Profit vs.

Cash Flow - Why is This So hard?

Profit vs. Cash Flow - Why is This So hard? As we experience a strong year in our business, new clients always have a list of questions to guide our client-tailored task list, and one question that appears on more than half of those lists is this one:

“We’re making a profit, why isn’t our cash flow reflecting that profit?”

It’s truly not rocket science, folks. It just requires some out-of-the-box thinking that is reflected in a standard report, that virtually every accounting software package produces automatically, if only people would learn how to read it. In trying to develop a short post for this week I scanned the text in Chapter 6 of my book Finance for Nonfinancial Managers for ideas. The chapter is 5,000 words long, so simply inserting it here was not an option, despite the fact that it’s really well written (in as much modesty as I could muster). So if you don’t have the book, at least here is a 300-word teaser that might help.

If the net profit on your income statement isn’t the same as the net increase in your bank account – hint: it never is – the reasons are clearly laid out in the Statement of Cash Flow. Think of net cash flow as an “adjusted net income.” Some examples:

  • If you sell something but don’t get paid for it in the same month, you loaned money to your customer and that takes cash out of your adjusted net income because your accrual basis income statement assumes you got paid for whatever you sold.

  • Similarly, if you get paid for something you sold two months ago, that means a customer repaid your earlier loan to them, putting cash into your adjusted net income since your current month's income statement shows no record of that sale.

  • On the flip side, if you bought something this month from a supplier, and consumed it this month, but won’t pay the supplier until next month, you just borrowed money from your supplier. Your normal income statement shows money out (but you didn’t actually pay for it). The loan from your supplier is cash not disbursed which will be reflected in your adjusted net income for this month.

  • And one step further, if you sold something that you've had on the shelf awhile, and paid the supplier for it last month, your current month's income statement shows an expense – the cost of goods sold – that didn’t consume any cash this month.

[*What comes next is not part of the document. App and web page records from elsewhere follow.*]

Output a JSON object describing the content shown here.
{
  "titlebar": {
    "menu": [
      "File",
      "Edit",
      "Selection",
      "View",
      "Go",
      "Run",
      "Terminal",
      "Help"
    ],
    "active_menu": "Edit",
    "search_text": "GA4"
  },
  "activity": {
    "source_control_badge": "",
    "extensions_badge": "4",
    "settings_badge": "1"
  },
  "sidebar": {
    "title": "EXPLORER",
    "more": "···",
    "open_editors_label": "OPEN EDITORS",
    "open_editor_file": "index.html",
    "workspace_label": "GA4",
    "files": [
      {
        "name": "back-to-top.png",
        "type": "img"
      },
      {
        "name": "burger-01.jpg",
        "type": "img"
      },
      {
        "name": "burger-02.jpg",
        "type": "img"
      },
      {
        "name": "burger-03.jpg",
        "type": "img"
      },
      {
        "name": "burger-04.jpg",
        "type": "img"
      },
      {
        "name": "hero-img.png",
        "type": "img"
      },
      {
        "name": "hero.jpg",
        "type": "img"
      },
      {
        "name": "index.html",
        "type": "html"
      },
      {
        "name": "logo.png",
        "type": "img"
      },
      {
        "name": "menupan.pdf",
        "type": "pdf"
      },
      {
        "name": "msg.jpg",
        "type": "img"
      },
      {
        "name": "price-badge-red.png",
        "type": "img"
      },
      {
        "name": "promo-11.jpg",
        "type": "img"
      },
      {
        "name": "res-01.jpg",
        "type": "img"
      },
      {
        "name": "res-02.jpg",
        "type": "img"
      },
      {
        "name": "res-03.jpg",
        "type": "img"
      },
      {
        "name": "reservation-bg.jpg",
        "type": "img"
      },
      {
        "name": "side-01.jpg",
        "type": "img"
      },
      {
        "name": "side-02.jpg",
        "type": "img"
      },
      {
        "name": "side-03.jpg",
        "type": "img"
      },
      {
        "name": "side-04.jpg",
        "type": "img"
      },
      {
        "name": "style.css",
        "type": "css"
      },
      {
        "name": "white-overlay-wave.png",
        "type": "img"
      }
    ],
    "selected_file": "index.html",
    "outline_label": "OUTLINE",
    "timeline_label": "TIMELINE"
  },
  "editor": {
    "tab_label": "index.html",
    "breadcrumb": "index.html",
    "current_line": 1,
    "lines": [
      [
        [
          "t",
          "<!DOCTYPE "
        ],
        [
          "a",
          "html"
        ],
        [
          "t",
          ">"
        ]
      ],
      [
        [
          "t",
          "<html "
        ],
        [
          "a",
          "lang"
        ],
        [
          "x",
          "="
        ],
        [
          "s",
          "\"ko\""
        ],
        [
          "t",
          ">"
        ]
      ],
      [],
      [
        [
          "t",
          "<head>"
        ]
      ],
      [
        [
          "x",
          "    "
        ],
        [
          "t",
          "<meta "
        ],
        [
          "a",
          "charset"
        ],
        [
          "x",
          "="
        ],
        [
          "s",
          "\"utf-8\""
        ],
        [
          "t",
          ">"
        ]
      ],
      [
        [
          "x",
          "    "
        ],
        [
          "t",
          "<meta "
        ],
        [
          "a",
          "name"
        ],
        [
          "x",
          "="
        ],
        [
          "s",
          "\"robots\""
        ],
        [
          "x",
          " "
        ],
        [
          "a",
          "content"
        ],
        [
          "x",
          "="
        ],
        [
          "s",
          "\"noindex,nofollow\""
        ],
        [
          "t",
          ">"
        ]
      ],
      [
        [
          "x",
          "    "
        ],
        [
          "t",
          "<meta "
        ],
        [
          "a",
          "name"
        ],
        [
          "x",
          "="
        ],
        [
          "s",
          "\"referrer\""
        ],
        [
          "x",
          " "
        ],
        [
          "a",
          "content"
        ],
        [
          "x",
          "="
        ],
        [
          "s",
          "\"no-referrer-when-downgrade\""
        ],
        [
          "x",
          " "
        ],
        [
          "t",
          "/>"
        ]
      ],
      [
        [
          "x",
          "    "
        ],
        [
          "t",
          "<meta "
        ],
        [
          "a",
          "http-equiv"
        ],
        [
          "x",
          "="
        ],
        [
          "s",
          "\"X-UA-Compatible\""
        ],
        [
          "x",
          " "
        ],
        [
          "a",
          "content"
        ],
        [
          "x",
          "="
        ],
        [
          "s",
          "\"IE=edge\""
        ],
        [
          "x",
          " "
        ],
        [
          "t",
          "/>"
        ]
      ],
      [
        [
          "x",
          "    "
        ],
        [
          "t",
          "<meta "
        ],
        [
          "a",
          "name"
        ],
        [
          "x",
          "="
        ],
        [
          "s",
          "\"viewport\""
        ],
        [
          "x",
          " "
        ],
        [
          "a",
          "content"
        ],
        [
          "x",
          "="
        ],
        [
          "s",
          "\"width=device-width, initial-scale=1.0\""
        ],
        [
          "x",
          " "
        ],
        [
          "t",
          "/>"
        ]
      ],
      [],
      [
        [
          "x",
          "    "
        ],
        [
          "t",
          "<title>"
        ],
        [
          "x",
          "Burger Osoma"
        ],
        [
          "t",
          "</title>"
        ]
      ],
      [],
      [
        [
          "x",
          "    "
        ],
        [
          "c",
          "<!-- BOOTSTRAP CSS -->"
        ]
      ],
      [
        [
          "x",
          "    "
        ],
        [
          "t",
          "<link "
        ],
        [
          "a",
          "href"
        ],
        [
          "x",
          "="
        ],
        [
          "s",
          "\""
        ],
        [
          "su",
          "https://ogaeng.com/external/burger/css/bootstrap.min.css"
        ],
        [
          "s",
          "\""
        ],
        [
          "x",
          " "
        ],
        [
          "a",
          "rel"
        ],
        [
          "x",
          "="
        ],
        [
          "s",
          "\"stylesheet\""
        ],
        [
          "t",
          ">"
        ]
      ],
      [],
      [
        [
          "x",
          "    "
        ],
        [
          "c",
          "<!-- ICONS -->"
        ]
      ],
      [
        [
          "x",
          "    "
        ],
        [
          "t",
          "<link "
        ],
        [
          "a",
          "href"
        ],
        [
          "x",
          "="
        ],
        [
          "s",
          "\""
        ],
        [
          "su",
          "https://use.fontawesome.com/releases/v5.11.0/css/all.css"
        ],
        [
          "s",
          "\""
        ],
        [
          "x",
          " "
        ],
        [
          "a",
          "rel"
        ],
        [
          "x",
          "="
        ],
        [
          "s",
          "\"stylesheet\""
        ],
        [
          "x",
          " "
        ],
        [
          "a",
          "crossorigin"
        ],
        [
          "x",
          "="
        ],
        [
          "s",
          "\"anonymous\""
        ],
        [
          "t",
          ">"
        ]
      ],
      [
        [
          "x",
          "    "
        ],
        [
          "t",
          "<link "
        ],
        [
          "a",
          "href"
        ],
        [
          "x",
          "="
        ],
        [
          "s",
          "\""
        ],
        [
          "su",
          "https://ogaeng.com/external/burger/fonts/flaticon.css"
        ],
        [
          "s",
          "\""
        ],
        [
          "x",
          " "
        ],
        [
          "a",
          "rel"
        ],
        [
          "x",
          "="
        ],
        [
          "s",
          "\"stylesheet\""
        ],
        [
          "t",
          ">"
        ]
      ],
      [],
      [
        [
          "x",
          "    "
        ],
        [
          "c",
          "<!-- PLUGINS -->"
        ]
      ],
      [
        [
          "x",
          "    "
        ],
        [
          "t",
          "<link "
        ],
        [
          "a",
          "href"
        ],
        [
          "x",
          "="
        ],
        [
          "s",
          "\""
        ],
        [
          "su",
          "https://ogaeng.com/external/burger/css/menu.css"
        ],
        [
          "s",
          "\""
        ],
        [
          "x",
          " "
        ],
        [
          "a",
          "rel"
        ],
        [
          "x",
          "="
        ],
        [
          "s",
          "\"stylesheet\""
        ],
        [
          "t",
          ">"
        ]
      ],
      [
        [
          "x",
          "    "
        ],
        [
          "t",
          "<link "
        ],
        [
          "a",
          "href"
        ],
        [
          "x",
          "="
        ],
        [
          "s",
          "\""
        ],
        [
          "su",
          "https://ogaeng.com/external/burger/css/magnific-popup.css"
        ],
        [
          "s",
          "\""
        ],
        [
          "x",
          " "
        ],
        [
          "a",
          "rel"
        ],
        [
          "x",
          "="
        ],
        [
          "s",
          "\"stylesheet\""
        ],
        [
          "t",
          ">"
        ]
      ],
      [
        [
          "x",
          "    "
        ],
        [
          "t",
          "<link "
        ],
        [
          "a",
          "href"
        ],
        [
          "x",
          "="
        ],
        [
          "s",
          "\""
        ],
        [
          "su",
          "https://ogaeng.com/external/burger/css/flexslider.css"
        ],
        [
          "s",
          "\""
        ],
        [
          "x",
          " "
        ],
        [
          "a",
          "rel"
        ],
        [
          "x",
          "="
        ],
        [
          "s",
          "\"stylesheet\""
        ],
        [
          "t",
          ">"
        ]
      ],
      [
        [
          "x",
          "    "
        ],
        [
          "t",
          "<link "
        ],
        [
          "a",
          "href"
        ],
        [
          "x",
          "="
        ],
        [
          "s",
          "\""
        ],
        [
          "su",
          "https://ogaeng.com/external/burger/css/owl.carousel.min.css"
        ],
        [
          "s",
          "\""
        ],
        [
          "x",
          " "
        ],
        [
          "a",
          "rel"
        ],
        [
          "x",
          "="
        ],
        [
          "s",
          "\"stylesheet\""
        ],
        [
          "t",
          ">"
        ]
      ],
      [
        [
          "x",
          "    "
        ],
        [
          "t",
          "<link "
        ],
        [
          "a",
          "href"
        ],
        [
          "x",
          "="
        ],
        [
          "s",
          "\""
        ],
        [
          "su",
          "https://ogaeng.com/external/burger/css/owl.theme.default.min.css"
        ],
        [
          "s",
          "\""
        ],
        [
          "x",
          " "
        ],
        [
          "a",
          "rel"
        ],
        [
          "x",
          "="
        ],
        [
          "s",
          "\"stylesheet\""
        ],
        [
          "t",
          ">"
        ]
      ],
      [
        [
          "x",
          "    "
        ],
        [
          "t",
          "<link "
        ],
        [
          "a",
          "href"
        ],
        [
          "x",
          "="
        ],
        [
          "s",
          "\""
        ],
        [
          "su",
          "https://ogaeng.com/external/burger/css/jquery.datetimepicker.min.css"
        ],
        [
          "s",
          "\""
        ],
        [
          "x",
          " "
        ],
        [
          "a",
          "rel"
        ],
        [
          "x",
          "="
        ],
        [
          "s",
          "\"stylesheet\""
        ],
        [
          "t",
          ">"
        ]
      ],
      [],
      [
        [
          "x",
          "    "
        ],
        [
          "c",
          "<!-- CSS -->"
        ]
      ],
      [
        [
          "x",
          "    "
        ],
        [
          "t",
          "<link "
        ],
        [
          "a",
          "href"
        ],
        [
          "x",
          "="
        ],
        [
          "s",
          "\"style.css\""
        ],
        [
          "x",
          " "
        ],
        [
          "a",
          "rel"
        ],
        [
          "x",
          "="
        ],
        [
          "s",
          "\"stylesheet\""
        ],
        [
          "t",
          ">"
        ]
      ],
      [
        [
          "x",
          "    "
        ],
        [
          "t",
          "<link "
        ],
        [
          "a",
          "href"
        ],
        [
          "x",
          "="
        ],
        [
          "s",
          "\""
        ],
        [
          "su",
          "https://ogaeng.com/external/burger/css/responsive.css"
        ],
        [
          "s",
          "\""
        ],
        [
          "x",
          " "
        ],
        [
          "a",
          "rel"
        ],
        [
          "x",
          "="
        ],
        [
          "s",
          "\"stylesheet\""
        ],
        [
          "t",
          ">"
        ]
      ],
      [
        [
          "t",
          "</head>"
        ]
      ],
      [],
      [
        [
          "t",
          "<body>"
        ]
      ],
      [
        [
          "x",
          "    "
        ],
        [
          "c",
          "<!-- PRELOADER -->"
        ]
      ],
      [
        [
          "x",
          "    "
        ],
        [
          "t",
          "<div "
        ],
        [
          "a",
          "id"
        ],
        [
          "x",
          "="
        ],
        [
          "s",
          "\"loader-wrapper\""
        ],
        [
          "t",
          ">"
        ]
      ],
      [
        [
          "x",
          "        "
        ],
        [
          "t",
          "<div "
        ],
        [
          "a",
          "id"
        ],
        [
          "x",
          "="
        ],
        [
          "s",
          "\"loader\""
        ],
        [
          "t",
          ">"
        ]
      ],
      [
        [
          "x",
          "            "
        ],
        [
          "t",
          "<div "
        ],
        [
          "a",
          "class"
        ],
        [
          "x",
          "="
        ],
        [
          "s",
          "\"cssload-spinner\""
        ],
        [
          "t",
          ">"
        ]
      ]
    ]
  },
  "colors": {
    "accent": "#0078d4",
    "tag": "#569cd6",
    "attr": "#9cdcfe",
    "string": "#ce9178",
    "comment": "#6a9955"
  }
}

Your adjusted net income will put that cash back into the bank, so to speak, because you already paid for it earlier (and that payout would have shown up in your prior month’s adjusted net income). Of course, if your customer didn’t pay for it at the time of sale, the selling price will come back out of adjusted net income until you get paid.

See, it’s not rocket science after all.